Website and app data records
§
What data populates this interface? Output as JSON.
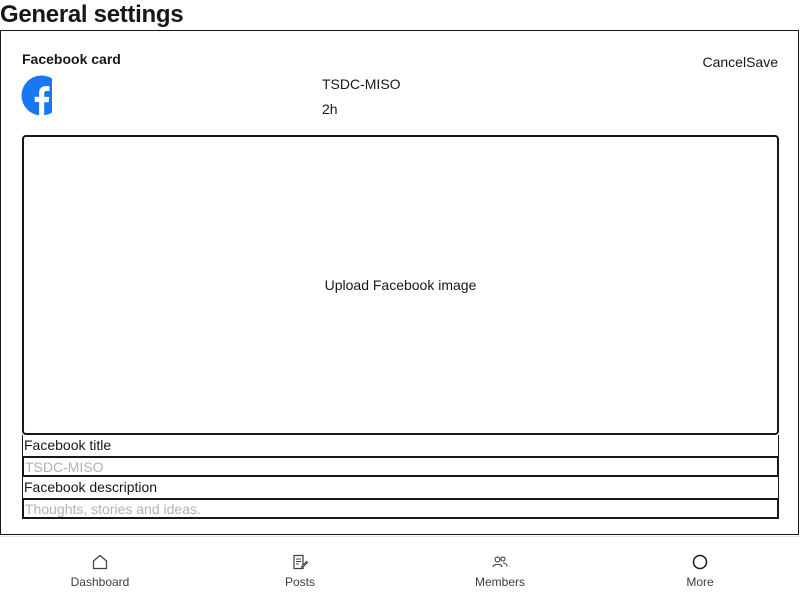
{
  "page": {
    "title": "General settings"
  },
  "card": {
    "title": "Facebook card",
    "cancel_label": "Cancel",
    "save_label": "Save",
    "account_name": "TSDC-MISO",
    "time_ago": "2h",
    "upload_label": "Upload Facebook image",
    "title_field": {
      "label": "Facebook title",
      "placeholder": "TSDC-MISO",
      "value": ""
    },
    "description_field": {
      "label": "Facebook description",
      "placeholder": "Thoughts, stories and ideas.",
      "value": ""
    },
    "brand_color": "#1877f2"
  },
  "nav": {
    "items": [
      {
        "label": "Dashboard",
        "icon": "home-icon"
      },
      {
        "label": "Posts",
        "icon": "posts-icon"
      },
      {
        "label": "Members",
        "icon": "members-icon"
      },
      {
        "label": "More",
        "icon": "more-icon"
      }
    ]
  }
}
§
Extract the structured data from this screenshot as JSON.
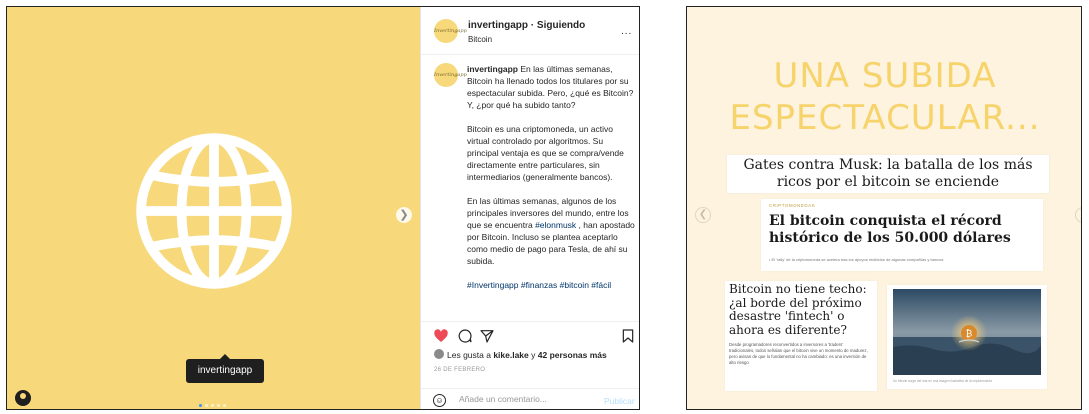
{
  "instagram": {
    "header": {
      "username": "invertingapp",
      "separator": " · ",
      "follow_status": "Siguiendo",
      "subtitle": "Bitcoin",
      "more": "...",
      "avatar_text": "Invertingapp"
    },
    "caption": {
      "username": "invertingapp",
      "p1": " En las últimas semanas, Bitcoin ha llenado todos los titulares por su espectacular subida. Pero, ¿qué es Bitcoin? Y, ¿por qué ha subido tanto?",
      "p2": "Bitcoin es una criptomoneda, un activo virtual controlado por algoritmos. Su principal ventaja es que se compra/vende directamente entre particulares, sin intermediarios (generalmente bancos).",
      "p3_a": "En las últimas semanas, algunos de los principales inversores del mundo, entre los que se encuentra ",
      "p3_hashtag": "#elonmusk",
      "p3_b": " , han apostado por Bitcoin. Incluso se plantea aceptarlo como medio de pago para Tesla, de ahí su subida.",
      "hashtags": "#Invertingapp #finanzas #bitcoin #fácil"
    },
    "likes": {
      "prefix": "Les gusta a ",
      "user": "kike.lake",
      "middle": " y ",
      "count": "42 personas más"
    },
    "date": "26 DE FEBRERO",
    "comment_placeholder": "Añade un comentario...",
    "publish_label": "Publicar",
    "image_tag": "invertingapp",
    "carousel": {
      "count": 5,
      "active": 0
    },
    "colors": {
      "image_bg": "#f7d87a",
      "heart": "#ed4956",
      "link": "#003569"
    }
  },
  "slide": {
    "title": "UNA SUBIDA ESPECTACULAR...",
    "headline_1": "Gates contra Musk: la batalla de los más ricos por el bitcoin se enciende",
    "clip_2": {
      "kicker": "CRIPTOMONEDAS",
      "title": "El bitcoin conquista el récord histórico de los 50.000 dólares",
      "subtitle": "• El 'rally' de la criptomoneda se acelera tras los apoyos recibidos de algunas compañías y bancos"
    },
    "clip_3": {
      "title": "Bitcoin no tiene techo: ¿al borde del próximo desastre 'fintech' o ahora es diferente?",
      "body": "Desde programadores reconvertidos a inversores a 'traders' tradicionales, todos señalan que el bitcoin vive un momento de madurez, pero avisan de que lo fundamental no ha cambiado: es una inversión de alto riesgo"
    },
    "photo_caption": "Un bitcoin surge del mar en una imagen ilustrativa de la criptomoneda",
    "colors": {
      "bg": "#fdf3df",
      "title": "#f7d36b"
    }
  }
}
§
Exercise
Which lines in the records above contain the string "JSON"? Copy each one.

Your solution
What data populates this interface? Output as JSON.
Extract the structured data from this screenshot as JSON.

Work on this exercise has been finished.